It was so relieving being done with the bib collecting and on our way back to the hotel we got a crash course in the metro system of Tokyo. I wouldn’t say we nailed it, but at least we got home without too much hassle.
Fast forward to Saturday and the day before the race. No turning back now, so I am aiming for a good nights sleep and hope for the best tomorrow.
Sometimes life throw you a curve ball that takes you totally by surprise and forces you to re-evaluate all plans…. 1 week ago, with only 1 month to go before Tokyo Marathon, my biggest concern was whether I will be able to complete at all and get my big, fat six-star-finisher medal. Then my mother was diagnosed with cancer, and suddenly Tokyo seemed inconsequential. After 10 days back and forth to the hospital for MRI, CT, colonoscopy and you name it, we finally got the good news yesterday that the tumor seems operable and that the cancer seems not to have spread to any other organs. Safe to say we cried of relief of that message.
So, given the good news, my trip to Tokyo is back on. But, of course, having used all my energy on worrying, my immune system was quite beat, so no I am out cold with fever, sore throat and an aching body… In other words, I think it will take a few more days before I am wearing my jogging shoes again.
Even being quite unprepared (but then again, what else is new?), I am starting to look forward to my trip to Tokyo. My knowledge of the city is quite below par, and what springs first to mind is sumo wrestling, sake, supporters who actually pick up their own litter after world cup football games (even when loosing big), and of course the a bit too close proximity to a sometimes trigger-happy Kim Jong Un. After reading “The Runner Handbook” that arrived last week, I must also found some of the warnings to be quite interesting and new: First was a list of what was prohibited to bring to the starting area. I mean bottles and cans, unless for commercial unopened container for less than 500ml are prohibited. A bit strange, but OK. Then to the a bit more bizarre: it is not allowed to bring advertising, boom boxes, animals (!) and plants…. But, what really got me freaked was the necessity of actually having to specify the prohibition of bringing pepper spray, knives, poison, fire works and explosives!
A couple of other warnings in the handbook are also new to me in marathon settings.

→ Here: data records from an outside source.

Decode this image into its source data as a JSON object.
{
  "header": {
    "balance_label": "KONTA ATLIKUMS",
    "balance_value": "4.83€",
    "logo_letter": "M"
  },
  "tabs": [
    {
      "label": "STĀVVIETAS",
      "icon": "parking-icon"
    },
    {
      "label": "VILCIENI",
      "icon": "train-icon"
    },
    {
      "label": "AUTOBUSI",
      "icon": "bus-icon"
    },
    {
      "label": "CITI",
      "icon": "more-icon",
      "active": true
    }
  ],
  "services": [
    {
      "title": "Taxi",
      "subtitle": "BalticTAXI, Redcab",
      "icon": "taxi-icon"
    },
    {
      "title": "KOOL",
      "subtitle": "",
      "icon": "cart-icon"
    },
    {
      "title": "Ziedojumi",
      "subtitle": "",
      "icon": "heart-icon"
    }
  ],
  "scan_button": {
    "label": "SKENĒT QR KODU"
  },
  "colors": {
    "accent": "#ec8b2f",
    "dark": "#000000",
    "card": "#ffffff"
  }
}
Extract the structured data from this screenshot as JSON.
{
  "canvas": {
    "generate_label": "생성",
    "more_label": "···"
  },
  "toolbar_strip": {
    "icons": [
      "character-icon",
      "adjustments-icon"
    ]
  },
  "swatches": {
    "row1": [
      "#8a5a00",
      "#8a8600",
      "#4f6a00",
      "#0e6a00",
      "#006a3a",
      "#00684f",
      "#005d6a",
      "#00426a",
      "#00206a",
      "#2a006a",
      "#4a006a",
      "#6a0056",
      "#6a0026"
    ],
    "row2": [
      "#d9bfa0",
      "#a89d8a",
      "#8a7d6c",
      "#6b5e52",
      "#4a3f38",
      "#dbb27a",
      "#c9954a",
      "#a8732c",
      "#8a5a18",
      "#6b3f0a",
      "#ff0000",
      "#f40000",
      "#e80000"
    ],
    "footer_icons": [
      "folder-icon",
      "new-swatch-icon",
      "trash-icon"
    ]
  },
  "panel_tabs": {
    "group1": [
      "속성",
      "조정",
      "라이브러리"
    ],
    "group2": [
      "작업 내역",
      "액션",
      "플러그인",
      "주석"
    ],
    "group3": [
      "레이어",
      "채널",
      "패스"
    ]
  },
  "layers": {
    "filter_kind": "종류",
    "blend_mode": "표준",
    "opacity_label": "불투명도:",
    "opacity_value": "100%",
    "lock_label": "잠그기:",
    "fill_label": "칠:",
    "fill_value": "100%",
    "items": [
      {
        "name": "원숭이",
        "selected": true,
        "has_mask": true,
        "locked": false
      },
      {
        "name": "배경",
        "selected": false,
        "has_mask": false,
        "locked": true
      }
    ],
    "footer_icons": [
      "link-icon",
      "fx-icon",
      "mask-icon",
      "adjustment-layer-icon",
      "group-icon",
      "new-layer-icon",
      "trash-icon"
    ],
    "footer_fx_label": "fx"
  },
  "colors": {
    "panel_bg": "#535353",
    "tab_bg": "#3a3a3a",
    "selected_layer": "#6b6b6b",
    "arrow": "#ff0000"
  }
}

» If the Japanese Government’s nationwide warning system J-Alert sends an alarm related to ballistic missile launches, follow the instructions.»
»If an upper 5 or greater earthquake strikes Tokyo, the race will be discontinued immediately»
Not very comforting, I must admit, but hopefully it will be OK. At least I feel my lack of preparation is not my biggest concern at the moment…